It was built by Marcus Loew, completed in 1927, at a cost of $4 million and is the largest historic theater within 250 miles of the city. The Midland was designed by architect Thomas W. Lamb of New York and the Boller Brothers of Kansas City, and Boaz-Kiel Construction of St. Louis erected the structure. The theatre, built in French and Italian Baroque, was representative of Lamb's work in the 1920s.
The exterior of the theatre was constructed in a Renaissance Revival style in cream glazed terra cotta brick, adorned with engaged pilasters, winged figures, leaves, flowers, swags, volutes, urns, and arches. A four-story arched window rose above a copper and gold marquee that contained 3,600 light bulbs.
The Midland was the first theater in the country to have air conditioning, which the theater still does to this day. It was also the first theatre in the country to have a cantilevered loge, or mezzanine of seats supported without any pillars to obstruct the view from lower seats. The theater is also well known for its over 500,000 feet of gold leaf, five giant Czechoslovakian hand-cut crystal chandeliers, irreplaceable art objects and precious antiques, and spectacular wood and plaster work. The nearly 4,000 seats made the Midland the third largest theatre in the nation at the time it opened. It was surpassed only by the Roxy Theatre and Capitol Theatre, both in New York.
At the time the Loew's Midland opened, it was home to a Robert-Morgan theatre pipe organ. The organ was used at the theatre until after World War II, when larger screen sound movies eventually resulted in the end for stage shows and in-house organ music. The organ began to deteriorate from lack of use until it was purchased and removed in the 1960s by Robert Fray and placed in his home. After the organ changed hands and was moved across the country several more times, it was eventually purchased by local enthusiasts in 1984 and is now at home in the Kansas City Music Hall.
The Midland closed in January 1961, and then after some remodeling, it briefly reopened as an arena that served as the home for Kansas City's professional bowling team, the Kansas City Stars. The Stars were financially unsuccessful, and they left the Midland in December of the same year.
AMC Theatres purchased the Midland in 1966, and the theatre continued to operate as a movie house until 1981. Since then, it has become a performance hall, still used today for concerts, Broadway and stage shows, ballet and other events. It has also served as the Kansas City home of the annual Radio City Christmas Spectacular over more recent years. The theatre was placed on the National Register of Historic Places in 1977. The theatre closed in May 2006 to prepare for its upcoming renovation.
The Midland Theatre is expected to re-open in 2008 following $28 million in changes to the structure. The theatre, which has become part of the Kansas City Power & Light District project, will be converted into a live entertainment nightclub.

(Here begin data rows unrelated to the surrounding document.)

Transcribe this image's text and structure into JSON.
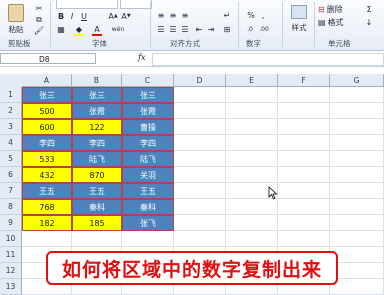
{
  "ribbon": {
    "paste_label": "粘贴",
    "bold": "B",
    "italic": "I",
    "underline": "U",
    "font_color_glyph": "A",
    "wen": "wén",
    "number_format": "%",
    "style_label": "样式",
    "delete_label": "删除",
    "format_label": "格式",
    "groups": {
      "clipboard": "剪贴板",
      "font": "字体",
      "alignment": "对齐方式",
      "number": "数字",
      "cells": "单元格"
    }
  },
  "formula_bar": {
    "name_box": "D8",
    "fx": "fx",
    "formula": ""
  },
  "sheet": {
    "columns": [
      "A",
      "B",
      "C",
      "D",
      "E",
      "F",
      "G"
    ],
    "rows": [
      "1",
      "2",
      "3",
      "4",
      "5",
      "6",
      "7",
      "8",
      "9",
      "10",
      "11",
      "12",
      "13"
    ],
    "data": [
      [
        {
          "v": "张三",
          "c": "blue"
        },
        {
          "v": "张三",
          "c": "blue"
        },
        {
          "v": "张三",
          "c": "blue"
        }
      ],
      [
        {
          "v": "500",
          "c": "yellow"
        },
        {
          "v": "张霞",
          "c": "blue"
        },
        {
          "v": "张霞",
          "c": "blue"
        }
      ],
      [
        {
          "v": "600",
          "c": "yellow"
        },
        {
          "v": "122",
          "c": "yellow"
        },
        {
          "v": "曹操",
          "c": "blue"
        }
      ],
      [
        {
          "v": "李四",
          "c": "blue"
        },
        {
          "v": "李四",
          "c": "blue"
        },
        {
          "v": "李四",
          "c": "blue"
        }
      ],
      [
        {
          "v": "533",
          "c": "yellow"
        },
        {
          "v": "陆飞",
          "c": "blue"
        },
        {
          "v": "陆飞",
          "c": "blue"
        }
      ],
      [
        {
          "v": "432",
          "c": "yellow"
        },
        {
          "v": "870",
          "c": "yellow"
        },
        {
          "v": "关羽",
          "c": "blue"
        }
      ],
      [
        {
          "v": "王五",
          "c": "blue"
        },
        {
          "v": "王五",
          "c": "blue"
        },
        {
          "v": "王五",
          "c": "blue"
        }
      ],
      [
        {
          "v": "768",
          "c": "yellow"
        },
        {
          "v": "秦科",
          "c": "blue"
        },
        {
          "v": "秦科",
          "c": "blue"
        }
      ],
      [
        {
          "v": "182",
          "c": "yellow"
        },
        {
          "v": "185",
          "c": "yellow"
        },
        {
          "v": "张飞",
          "c": "blue"
        }
      ]
    ]
  },
  "banner": {
    "text": "如何将区域中的数字复制出来"
  },
  "colors": {
    "yellow": "#ffff00",
    "blue": "#4f81bd",
    "banner_red": "#e01010"
  }
}
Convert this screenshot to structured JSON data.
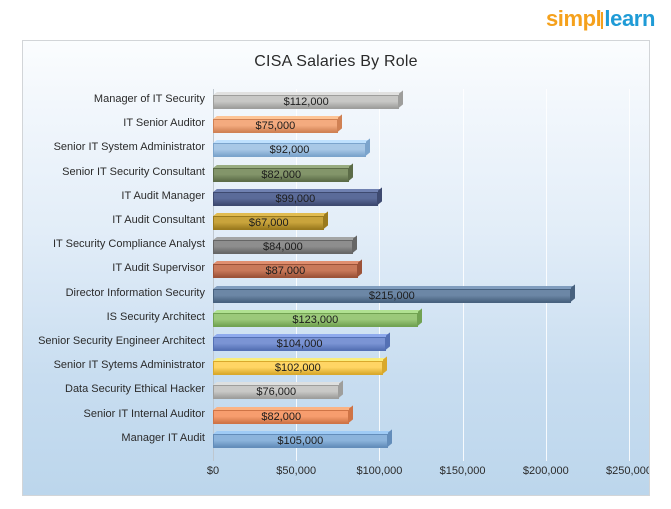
{
  "brand": {
    "part1": "simpl",
    "part2": "learn",
    "color1": "#f5a11c",
    "color2": "#1f9bd6"
  },
  "chart_data": {
    "type": "bar",
    "orientation": "horizontal",
    "title": "CISA Salaries By Role",
    "xlabel": "",
    "ylabel": "",
    "xlim": [
      0,
      250000
    ],
    "xticks": [
      0,
      50000,
      100000,
      150000,
      200000,
      250000
    ],
    "xtick_labels": [
      "$0",
      "$50,000",
      "$100,000",
      "$150,000",
      "$200,000",
      "$250,000"
    ],
    "grid": true,
    "legend": false,
    "categories": [
      "Manager of IT Security",
      "IT Senior Auditor",
      "Senior IT System Administrator",
      "Senior IT Security Consultant",
      "IT Audit Manager",
      "IT Audit Consultant",
      "IT Security Compliance Analyst",
      "IT Audit Supervisor",
      "Director Information Security",
      "IS Security Architect",
      "Senior Security Engineer Architect",
      "Senior IT Sytems Administrator",
      "Data Security Ethical Hacker",
      "Senior IT Internal Auditor",
      "Manager IT Audit"
    ],
    "values": [
      112000,
      75000,
      92000,
      82000,
      99000,
      67000,
      84000,
      87000,
      215000,
      123000,
      104000,
      102000,
      76000,
      82000,
      105000
    ],
    "value_labels": [
      "$112,000",
      "$75,000",
      "$92,000",
      "$82,000",
      "$99,000",
      "$67,000",
      "$84,000",
      "$87,000",
      "$215,000",
      "$123,000",
      "$104,000",
      "$102,000",
      "$76,000",
      "$82,000",
      "$105,000"
    ],
    "bar_colors": [
      "#c8c8c6",
      "#f4ab7f",
      "#a8c8e6",
      "#83956a",
      "#5b6b99",
      "#c9a43c",
      "#8e8e8e",
      "#c9795a",
      "#6c87a6",
      "#9bc97a",
      "#7b94d4",
      "#ffd564",
      "#c9c9c7",
      "#f79d6e",
      "#8cb4dc"
    ],
    "bar_colors_dark": [
      "#9e9e9c",
      "#d08154",
      "#7ba4cc",
      "#5c6c48",
      "#3e4a70",
      "#9a7a1e",
      "#666666",
      "#9c5238",
      "#47617e",
      "#71a252",
      "#5470b4",
      "#d9a92c",
      "#9e9e9c",
      "#cf7446",
      "#638dba"
    ]
  }
}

Among the major changes on tap for the redevelopment, the main-level seating rows will be removed and replaced with a tiered open floor plan that will allow for cabaret-style tables and chairs, or standing for general admission events. The Midland's exterior marquee is to be restored to its original appearance when the theater originally opened. The five level office portion of the theatre that faces Main Steet will be converted into a mix of bars, lounges, and administrative space. According to the Cordish Co. of Baltimore, the developer of the project, all changes will meet historic preservation guidelines as required by state and federal government.